Terrorist attacks are not completely imaginary -- whether the Bush League was complicit in 9/11 or not, it definitely happened -- but most plots that we hear about are in large part made up by our government, from the Tang Bombers to the plot to blow up the Sears Tower. So, I was a little non-plussed by the "Overheard in New York" casual reference to "[T]he recent spate of terrorist attacks [after which] the TSA decided to stop allowing liquids past the security gate."
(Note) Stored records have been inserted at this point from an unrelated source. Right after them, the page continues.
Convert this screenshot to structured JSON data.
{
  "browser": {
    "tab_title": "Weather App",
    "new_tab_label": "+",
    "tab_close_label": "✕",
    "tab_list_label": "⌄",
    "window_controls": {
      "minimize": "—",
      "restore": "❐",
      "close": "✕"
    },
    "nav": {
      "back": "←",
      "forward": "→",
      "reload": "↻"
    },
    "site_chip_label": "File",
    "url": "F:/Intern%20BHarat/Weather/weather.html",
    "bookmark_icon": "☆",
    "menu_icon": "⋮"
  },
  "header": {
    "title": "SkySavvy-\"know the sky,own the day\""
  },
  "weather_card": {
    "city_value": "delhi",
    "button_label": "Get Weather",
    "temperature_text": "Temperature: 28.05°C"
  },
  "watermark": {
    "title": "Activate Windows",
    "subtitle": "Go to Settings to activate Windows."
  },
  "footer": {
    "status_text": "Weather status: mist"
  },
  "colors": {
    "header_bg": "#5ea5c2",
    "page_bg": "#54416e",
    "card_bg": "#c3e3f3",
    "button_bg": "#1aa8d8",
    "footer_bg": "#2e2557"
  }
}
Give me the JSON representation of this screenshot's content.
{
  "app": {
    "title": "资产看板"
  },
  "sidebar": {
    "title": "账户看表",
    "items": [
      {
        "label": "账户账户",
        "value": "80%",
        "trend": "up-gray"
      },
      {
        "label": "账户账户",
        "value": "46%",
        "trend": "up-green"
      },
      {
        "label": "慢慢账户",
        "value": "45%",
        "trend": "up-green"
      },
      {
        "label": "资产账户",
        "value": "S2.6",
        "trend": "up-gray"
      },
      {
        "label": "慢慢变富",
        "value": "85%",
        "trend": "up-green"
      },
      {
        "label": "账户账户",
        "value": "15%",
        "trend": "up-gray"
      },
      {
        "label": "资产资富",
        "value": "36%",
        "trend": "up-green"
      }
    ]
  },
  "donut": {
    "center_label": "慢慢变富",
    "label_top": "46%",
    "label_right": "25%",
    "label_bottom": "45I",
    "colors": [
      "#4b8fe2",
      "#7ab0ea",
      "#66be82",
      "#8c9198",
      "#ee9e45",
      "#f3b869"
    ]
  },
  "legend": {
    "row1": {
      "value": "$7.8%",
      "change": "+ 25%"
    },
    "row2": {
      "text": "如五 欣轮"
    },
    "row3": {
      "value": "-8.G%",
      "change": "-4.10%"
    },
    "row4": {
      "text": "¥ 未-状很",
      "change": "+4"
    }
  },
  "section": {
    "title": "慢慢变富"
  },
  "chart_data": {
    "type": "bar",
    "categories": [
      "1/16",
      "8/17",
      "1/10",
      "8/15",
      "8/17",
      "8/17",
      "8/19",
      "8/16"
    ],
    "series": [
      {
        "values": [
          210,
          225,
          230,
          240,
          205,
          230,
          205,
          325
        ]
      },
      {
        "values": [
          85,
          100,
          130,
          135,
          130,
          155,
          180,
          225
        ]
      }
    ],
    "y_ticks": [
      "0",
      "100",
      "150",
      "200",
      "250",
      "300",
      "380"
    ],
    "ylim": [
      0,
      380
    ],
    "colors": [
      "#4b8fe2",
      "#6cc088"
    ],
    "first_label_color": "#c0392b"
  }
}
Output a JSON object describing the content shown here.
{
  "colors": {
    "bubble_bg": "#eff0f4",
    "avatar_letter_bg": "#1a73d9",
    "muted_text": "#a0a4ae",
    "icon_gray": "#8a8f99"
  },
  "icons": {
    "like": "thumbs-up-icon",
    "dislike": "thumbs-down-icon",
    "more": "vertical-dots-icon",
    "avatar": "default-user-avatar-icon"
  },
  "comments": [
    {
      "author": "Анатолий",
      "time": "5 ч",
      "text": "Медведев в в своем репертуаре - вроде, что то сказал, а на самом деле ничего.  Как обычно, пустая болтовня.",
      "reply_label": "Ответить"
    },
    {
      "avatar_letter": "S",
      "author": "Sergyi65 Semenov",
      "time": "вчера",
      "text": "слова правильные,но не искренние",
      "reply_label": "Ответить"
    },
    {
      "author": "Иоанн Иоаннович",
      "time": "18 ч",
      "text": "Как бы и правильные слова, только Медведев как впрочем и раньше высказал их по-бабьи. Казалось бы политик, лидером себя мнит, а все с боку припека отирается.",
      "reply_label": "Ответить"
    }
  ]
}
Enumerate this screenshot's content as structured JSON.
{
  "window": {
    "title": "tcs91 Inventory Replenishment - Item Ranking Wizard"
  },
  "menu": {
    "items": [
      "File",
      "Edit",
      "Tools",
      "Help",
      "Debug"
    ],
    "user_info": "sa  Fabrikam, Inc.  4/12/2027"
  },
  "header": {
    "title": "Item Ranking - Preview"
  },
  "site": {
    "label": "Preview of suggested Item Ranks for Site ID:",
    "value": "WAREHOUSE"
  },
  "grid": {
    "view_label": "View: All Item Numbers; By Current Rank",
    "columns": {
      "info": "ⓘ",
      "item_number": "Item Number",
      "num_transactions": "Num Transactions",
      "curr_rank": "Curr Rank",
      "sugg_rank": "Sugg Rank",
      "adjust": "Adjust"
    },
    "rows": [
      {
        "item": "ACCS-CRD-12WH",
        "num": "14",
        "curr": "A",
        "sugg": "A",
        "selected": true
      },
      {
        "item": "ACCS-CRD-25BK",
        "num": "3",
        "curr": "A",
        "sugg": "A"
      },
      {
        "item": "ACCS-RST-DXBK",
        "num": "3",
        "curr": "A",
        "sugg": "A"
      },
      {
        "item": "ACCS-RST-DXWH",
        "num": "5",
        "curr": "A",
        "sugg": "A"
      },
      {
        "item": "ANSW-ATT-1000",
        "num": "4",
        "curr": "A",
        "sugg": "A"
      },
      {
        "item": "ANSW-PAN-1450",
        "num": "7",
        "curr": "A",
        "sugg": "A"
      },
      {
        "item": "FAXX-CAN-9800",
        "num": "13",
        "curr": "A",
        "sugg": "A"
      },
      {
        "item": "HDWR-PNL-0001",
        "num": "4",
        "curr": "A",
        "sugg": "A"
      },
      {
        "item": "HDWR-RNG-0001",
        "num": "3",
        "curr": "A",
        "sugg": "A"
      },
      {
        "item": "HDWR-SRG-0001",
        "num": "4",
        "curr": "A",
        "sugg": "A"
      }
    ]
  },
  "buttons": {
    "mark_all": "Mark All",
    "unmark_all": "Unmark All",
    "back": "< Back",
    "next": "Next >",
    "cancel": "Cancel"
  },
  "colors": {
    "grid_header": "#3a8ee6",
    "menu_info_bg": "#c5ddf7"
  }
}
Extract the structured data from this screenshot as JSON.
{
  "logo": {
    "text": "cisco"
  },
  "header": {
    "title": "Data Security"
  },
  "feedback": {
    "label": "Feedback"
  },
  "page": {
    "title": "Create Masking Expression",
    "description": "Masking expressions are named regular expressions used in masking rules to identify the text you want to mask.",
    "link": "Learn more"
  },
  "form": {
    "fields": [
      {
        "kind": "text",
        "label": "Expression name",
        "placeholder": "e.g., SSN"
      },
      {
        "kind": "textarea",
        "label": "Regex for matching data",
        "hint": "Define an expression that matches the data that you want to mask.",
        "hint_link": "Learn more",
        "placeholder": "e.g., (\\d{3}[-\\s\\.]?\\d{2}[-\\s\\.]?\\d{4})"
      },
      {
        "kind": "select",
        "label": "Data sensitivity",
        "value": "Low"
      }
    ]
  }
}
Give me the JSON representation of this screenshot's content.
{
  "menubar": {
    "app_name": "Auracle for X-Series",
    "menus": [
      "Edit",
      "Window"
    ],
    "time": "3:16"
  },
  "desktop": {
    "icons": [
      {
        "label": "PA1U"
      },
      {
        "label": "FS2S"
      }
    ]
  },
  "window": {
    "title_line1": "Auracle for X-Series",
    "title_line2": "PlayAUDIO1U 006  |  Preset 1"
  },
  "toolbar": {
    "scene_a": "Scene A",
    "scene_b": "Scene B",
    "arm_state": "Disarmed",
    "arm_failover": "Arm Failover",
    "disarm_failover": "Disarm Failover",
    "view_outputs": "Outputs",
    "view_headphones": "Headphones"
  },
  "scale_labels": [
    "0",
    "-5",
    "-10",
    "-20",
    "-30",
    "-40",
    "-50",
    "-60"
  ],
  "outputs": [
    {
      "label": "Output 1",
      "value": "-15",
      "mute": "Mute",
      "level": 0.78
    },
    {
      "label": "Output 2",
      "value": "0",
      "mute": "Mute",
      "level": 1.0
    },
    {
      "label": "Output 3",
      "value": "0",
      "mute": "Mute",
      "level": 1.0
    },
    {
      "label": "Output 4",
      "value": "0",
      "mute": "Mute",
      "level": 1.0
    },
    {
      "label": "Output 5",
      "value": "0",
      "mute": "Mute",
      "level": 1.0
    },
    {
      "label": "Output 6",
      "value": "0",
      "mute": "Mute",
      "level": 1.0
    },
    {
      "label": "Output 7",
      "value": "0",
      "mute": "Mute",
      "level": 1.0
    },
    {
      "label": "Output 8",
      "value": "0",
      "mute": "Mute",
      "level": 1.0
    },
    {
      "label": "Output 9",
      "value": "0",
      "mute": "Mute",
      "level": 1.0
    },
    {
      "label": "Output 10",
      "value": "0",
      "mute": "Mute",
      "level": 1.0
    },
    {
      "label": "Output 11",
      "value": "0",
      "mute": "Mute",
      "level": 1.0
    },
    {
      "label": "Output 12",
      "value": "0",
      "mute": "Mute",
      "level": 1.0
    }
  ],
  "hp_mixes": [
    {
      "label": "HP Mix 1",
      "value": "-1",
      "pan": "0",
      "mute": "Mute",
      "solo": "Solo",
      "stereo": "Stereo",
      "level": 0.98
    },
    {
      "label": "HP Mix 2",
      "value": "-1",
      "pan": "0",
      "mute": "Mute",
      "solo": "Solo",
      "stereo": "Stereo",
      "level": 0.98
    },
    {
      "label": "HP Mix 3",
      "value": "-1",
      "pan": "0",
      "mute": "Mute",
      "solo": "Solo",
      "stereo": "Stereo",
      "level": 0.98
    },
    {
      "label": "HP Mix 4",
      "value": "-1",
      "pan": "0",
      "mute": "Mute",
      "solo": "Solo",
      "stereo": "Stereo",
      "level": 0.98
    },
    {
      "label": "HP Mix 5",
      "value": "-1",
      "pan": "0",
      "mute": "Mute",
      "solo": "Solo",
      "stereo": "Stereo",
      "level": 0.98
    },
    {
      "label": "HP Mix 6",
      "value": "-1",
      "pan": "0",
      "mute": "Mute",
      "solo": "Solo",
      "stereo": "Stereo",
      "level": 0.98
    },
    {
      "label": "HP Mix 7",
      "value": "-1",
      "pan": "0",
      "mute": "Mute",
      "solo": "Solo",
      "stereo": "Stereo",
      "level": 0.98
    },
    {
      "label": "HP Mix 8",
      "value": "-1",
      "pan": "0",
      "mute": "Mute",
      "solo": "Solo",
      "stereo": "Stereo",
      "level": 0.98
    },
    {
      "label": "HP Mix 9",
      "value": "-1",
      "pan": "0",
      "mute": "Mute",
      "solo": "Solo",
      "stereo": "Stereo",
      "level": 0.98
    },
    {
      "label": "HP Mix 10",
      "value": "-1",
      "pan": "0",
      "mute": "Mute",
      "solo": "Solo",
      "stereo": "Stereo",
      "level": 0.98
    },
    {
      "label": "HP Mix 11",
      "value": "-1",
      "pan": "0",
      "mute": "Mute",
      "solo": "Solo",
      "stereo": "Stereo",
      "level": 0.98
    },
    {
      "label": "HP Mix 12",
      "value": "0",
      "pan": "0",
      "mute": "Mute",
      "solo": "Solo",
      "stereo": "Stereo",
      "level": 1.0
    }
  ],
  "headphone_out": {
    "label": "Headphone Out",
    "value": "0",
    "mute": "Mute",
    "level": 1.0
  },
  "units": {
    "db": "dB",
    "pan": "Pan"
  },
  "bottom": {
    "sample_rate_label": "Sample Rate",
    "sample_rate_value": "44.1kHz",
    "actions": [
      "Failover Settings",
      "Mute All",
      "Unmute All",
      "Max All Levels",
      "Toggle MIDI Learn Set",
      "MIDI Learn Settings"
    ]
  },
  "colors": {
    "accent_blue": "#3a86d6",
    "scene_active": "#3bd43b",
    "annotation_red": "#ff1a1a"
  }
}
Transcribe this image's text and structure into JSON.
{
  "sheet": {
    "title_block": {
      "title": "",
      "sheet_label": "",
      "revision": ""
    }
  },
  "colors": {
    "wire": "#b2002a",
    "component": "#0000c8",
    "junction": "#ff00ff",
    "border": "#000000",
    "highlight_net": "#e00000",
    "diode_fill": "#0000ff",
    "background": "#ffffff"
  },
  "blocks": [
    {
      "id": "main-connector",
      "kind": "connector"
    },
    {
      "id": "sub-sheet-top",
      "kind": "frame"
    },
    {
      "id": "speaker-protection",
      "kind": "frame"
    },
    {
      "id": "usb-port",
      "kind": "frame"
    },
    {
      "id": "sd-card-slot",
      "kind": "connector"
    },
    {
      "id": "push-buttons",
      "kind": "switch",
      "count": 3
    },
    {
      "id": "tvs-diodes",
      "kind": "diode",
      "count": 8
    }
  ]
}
I don't think the Department of Homeland Security releases information on non-imaginary attacks -- actual terrorist activity like the suburban DC sniper, the Oklahoma City bombing or the Unabomber don't lead one to want to occupy oil-rich countries -- so we're left with Wikipedia. So far this year, Wikipedia's classified two incidents (in Kirkwood and DeKalb) as terrorist attacks, both lone American gunmen (only one an Army basic training dropout on psychopharmaceuticals) carrying no known hot liquids. If you extend the time frame to a full year ago, you only add what Wikipedia calls 'fake grenades' that really exploded at the Mexican Consulate in New York City.
I know the "Overheard in New York" quotes can be kind of old, but the only spate I can remember is when people were seeing Anthrax in every packet of white powder. I want to point out that weaponized Anthrax presents the same danger now it did then. Do you know where your Cipro is? Where's the eternal vigilance, people? It's the price of liberty*! Incidentally, Senator Patrick Leahy at least now seems to think the Anthrax used in the letters to him and Senator Daschle came from our own government.
So... what's up with this spate reference?
* -- looking this up, I found on Bartleby an intellectual predecessor quote from Demosthenes, which is a pretty cool feature. I thought I'd share:
There is one safeguard known generally to the wise, which is an advantage and security to all, but especially to democracies as against despots. What is it? Distrust.